“We did want to make it a concept album. It was quite deliberate,” David states. “You have a lot of black metal bands that are very culturally-based and possibly even racist as a result. If you consider London to be this animal, a kind of creature, and this is just my opinion, but London is multinational. It’s multicultural. You go out to small towns and the provinces and you hear about this English or British cultural identity and I do believe that exists there, but I don’t believe it exists in London. That London is dead. It doesn’t exist. I think it’s fascinating to think of London in those terms. Most of the people that live or exist in London, come from outside and that’s reality. It’s the truth. So we had this idea of a disaffected pseudo-hero who can’t communicate his feelings and he’s a bit of an outsider. We had this picture of a JG Ballard-esque, high rise, grey existence and a sense of isolation for the pseudo-hero to have, and the only real human contact that he understands is with a prostitute.
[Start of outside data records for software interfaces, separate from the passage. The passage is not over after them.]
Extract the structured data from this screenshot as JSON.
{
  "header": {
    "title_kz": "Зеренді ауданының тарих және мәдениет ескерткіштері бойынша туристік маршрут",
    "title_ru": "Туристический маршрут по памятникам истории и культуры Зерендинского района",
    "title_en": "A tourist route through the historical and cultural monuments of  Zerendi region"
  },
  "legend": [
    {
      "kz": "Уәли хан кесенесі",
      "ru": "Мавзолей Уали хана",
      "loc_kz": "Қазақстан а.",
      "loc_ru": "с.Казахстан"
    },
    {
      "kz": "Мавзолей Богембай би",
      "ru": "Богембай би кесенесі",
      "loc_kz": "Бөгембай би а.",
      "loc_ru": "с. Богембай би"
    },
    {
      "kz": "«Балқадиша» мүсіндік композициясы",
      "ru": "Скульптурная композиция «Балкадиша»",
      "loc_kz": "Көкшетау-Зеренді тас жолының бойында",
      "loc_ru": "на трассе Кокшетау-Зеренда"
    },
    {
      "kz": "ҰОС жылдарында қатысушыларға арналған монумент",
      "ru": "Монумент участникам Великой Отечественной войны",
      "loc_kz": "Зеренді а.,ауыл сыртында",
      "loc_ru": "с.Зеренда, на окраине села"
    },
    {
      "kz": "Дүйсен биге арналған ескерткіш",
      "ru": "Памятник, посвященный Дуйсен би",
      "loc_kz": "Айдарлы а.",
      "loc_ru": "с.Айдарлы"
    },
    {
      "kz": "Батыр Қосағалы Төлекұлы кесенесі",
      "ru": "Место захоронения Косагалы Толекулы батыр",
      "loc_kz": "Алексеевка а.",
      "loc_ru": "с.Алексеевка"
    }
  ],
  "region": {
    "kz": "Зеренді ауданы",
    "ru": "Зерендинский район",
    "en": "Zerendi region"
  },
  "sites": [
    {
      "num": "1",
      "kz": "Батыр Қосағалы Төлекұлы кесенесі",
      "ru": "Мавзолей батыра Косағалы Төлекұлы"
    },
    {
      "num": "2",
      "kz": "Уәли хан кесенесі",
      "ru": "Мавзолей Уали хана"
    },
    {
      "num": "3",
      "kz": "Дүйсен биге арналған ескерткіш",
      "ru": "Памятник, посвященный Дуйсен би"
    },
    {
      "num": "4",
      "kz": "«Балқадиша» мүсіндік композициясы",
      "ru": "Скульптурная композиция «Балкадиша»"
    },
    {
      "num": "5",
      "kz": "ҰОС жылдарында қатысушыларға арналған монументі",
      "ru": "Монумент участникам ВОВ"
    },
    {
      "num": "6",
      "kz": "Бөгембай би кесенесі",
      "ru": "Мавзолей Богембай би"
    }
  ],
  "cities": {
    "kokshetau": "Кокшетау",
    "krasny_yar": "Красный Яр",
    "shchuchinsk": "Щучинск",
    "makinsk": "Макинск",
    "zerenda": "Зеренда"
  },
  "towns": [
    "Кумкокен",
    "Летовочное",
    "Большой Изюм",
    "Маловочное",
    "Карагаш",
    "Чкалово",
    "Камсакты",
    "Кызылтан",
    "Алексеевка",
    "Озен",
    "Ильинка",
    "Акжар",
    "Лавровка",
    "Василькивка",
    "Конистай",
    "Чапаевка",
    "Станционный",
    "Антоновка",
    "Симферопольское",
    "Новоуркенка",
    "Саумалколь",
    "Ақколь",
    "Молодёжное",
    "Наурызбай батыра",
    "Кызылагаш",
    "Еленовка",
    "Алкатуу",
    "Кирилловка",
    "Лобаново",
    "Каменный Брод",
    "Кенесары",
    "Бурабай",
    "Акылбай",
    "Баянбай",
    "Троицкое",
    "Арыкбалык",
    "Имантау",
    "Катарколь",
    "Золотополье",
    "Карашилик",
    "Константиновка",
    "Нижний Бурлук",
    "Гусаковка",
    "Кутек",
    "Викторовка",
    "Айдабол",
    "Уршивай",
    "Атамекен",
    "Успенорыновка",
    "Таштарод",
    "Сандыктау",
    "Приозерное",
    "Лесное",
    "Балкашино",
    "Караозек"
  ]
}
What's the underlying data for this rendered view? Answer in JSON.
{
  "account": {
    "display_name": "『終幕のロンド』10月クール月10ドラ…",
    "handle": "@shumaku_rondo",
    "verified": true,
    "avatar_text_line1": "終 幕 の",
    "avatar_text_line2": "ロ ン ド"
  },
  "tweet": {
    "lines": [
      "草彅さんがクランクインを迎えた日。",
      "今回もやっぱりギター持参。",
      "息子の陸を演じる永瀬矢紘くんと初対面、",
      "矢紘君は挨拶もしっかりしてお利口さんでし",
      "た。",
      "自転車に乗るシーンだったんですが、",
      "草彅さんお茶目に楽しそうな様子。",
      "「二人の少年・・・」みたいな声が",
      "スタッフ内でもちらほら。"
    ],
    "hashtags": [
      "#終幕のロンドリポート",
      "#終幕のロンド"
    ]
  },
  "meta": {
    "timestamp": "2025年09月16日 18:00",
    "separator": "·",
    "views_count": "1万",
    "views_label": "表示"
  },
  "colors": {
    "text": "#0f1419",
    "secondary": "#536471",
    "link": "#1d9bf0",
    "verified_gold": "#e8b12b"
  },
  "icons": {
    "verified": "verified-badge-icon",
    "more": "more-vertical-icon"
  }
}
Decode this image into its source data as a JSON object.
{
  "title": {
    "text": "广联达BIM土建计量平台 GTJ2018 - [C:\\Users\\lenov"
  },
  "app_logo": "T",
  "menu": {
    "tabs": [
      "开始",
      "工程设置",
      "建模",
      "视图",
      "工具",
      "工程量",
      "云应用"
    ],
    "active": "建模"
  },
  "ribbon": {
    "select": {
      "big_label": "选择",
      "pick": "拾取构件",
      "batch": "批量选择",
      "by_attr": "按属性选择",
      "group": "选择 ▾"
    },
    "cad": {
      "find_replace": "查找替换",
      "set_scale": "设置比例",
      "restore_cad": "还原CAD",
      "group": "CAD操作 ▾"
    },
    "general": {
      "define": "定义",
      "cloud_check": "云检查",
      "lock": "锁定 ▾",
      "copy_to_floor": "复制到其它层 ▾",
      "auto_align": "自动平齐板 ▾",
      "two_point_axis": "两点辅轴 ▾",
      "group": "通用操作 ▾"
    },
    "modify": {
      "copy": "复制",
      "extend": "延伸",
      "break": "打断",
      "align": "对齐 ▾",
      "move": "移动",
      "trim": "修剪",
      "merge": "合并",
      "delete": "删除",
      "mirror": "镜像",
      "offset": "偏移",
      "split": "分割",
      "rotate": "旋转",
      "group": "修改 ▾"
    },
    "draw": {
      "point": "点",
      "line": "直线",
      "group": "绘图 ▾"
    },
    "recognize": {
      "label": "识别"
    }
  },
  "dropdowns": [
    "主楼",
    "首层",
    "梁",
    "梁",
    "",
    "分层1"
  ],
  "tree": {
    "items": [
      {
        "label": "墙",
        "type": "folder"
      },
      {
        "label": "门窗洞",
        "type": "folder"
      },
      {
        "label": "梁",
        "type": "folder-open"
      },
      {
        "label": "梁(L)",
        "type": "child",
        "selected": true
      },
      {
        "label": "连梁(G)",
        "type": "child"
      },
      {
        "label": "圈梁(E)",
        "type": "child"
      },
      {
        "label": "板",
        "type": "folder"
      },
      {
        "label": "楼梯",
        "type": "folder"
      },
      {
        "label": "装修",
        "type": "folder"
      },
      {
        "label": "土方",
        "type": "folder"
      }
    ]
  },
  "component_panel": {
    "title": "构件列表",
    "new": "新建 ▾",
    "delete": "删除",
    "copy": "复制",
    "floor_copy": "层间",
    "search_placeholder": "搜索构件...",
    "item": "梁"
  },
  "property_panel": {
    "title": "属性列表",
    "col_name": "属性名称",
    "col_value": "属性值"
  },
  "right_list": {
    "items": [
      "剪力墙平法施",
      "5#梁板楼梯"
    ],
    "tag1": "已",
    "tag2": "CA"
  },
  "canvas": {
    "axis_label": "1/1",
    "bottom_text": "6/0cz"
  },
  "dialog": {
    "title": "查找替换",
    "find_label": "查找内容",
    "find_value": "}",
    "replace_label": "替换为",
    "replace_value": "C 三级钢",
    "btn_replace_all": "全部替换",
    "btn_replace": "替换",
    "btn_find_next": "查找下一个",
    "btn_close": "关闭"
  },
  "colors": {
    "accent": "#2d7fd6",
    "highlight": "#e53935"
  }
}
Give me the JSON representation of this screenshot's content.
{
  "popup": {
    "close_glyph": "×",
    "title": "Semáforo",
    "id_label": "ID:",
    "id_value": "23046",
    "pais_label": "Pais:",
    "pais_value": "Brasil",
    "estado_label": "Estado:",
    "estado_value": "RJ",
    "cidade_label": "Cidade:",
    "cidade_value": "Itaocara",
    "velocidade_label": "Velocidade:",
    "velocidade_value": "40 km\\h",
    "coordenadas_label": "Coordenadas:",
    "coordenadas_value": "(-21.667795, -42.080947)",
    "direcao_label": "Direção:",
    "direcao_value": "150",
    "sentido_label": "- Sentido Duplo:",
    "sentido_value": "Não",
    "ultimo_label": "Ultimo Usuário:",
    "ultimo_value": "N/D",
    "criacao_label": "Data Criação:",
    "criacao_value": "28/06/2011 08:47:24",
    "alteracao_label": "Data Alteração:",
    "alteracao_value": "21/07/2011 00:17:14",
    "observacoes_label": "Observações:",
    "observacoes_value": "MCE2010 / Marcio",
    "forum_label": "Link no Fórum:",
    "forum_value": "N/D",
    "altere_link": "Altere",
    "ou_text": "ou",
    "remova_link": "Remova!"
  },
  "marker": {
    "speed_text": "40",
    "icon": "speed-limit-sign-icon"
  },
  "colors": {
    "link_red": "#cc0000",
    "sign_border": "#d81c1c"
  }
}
The only time he ever touches another human, the only time he really engages with a human is when he pays for it and from that comes this almost demented, frantic obsession.”/o:p

The intricacies of London’s hour-long stumble through the detached limbo of their creation’s existence are such that there is nowhere near enough space to dissect or analyse it effectively here, but what is eminently worth emphasising is how coherent, compelling and downright fucking intense the second Voices album is. Progressive in the only sense that really matters, and seeming to mutate and evolve in real time as the album’s central character disintegrates, this is a concept album driven by both the intelligence and the meticulous attention to detail required to ensure that willing participants are wholly submerged in its hallucinatory squall./o:p

“As we wrote it, we related back to concept albums in general,” David continues. “Joe’s Garage by Frank Zappa, the ultimate concept album, has a narrative running through it, so we wanted that, but I also wanted to incorporate [The Who’s] Quadrophenia, which I think is one of the most genius concept albums, but that’s purely on a musical level, so we embraced the idea of recurring themes. And then there is Graham Greene’s novel The End Of The Affair and that was a massive influence at the beginning.”/o:p

“The character of Maurice Bendrix in The End Of The Affair is very similar to our antihero,” adds Sam. “He’s affected by the anxieties of the modern man, living amidst the chaos of the city.”/o:p

An inspired reinvention of their sound, married to a wonderfully cohesive story arc that offers little in the way of hope or happiness for its chief protagonist, London paints Voices as contemporary storytellers par excellence, not to mention one of the few modern extreme metal bands with the necessary gumption and gall to pursue the creative and sonic roads less travelled. In an age where thousands of young metal bands seem perfectly content to look no further than yesterday’s YouTube links for inspiration, the UK’s most idiosyncratic metal band have constructed a devilishly complex paean to the streets where they live, exhibiting a rare fearlessness and ferocity of intent in the process./o:p

“I do believe that extreme music can be incredible,” David concludes. “Years and years ago, Oasis came out and said ‘We’re really influenced by The Beatles’…no, you’re not. You want to sound like The Beatles and there’s a big difference. If you were really influenced by The Beatles then you’d probably sound like Voices, because The Beatles were innovators. They tried new things. They wanted to experiment. A real artist says ‘Adore me because of what I create!’ These days, too many people are just saying ‘Adore me!’ Fuck off! What are you bringing to the table? That’s got nothing to do with artistry or communicating or trying to provoke an emotional response. I’m not knocking anyone because everyone’s trying to make a living, but it’s got nothing to do with music. Let’s get that fucking straight.”/o:p


Dom Lawson

Dom Lawson has been writing for Metal Hammer and Prog for over 14 years and is extremely fond of heavy metal, progressive rock, coffee and snooker. He also contributes to The Guardian, Classic Rock, Bravewords and Blabbermouth and has previously written for Kerrang! magazine in the mid-2000s.